Extracted records Block Start

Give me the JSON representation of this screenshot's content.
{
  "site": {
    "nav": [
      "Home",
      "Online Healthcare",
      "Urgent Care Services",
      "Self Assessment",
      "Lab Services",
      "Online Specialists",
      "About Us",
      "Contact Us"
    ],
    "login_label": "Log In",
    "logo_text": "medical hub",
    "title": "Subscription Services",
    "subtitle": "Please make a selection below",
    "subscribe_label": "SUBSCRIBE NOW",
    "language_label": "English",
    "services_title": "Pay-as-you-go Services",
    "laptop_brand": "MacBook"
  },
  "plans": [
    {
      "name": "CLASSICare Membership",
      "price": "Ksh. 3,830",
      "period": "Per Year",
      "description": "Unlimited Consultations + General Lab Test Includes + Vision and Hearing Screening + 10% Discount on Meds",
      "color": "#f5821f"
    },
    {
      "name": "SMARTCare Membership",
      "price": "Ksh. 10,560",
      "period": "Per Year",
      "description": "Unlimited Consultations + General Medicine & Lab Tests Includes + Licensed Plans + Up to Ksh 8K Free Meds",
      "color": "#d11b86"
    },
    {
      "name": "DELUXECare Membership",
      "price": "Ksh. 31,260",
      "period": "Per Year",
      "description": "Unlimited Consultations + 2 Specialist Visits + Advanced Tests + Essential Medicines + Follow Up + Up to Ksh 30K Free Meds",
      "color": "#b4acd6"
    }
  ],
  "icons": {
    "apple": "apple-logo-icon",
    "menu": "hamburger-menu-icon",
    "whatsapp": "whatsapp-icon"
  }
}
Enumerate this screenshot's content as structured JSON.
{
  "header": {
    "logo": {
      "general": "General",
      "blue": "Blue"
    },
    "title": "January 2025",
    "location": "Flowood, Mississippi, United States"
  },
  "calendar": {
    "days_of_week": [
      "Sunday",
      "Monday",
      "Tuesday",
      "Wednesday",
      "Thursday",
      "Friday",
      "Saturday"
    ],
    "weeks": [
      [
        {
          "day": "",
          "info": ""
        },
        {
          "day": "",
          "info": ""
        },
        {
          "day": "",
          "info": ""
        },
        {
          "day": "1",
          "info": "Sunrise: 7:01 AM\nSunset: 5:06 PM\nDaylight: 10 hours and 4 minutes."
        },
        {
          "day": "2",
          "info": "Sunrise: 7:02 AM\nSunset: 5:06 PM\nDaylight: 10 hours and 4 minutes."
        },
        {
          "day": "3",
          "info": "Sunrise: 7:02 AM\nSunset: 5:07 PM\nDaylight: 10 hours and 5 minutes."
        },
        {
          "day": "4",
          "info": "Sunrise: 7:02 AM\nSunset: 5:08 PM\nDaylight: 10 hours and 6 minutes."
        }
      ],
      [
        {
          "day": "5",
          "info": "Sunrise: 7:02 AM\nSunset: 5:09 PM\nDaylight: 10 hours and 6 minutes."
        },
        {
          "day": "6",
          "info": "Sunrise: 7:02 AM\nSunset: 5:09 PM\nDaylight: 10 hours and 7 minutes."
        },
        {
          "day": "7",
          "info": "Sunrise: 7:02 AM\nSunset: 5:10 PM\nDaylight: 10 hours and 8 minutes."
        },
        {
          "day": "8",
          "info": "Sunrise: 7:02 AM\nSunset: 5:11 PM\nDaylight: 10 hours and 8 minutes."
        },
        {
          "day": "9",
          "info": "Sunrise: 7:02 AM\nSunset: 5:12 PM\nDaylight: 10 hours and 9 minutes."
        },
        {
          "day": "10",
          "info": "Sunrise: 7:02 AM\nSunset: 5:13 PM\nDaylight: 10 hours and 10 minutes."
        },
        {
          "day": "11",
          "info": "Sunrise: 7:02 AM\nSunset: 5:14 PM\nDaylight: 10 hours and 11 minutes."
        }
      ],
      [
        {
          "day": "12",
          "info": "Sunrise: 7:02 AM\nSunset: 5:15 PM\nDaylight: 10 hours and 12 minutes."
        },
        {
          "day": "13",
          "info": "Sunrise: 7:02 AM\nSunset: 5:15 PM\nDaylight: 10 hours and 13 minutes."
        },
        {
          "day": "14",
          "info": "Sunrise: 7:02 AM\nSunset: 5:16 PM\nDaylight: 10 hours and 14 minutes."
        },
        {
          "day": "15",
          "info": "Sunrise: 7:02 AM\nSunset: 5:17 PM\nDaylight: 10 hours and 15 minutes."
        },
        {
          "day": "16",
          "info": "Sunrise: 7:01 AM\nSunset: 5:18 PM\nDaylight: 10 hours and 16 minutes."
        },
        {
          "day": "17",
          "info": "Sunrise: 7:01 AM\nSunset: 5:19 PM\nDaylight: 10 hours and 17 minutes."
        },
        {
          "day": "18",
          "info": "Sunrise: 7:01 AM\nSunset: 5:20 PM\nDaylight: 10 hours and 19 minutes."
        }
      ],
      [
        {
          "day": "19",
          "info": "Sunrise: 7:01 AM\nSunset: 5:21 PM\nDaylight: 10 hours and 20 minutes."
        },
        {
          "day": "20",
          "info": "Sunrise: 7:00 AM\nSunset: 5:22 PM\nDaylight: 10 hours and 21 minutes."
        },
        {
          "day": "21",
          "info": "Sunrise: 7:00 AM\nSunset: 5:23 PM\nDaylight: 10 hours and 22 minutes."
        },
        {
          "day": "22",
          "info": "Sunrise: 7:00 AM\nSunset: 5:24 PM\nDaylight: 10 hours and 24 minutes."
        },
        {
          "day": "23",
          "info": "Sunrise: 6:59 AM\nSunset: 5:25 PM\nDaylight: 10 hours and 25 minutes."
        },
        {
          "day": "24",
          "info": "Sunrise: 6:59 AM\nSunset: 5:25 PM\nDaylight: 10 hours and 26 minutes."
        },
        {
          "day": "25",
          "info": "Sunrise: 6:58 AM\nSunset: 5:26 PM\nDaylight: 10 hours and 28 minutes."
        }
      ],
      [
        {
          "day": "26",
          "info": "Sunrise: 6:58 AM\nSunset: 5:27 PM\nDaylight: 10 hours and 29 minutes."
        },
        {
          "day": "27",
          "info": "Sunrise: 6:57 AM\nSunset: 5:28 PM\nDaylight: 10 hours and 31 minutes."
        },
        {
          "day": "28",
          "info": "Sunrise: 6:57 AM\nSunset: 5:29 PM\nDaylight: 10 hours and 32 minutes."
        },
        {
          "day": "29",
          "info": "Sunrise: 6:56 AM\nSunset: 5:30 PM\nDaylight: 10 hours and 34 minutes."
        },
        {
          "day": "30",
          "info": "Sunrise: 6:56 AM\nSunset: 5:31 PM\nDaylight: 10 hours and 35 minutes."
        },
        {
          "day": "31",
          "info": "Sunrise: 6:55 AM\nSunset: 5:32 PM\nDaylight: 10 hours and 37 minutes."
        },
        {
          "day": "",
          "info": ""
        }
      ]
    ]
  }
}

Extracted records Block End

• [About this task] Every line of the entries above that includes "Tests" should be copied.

• [Reply to the exercise]
      "description": "Unlimited Consultations + General Medicine & Lab Tests Includes + Licensed Plans + Up to Ksh 8K Free Meds",
      "description": "Unlimited Consultations + 2 Specialist Visits + Advanced Tests + Essential Medicines + Follow Up + Up to Ksh 30K Free Meds",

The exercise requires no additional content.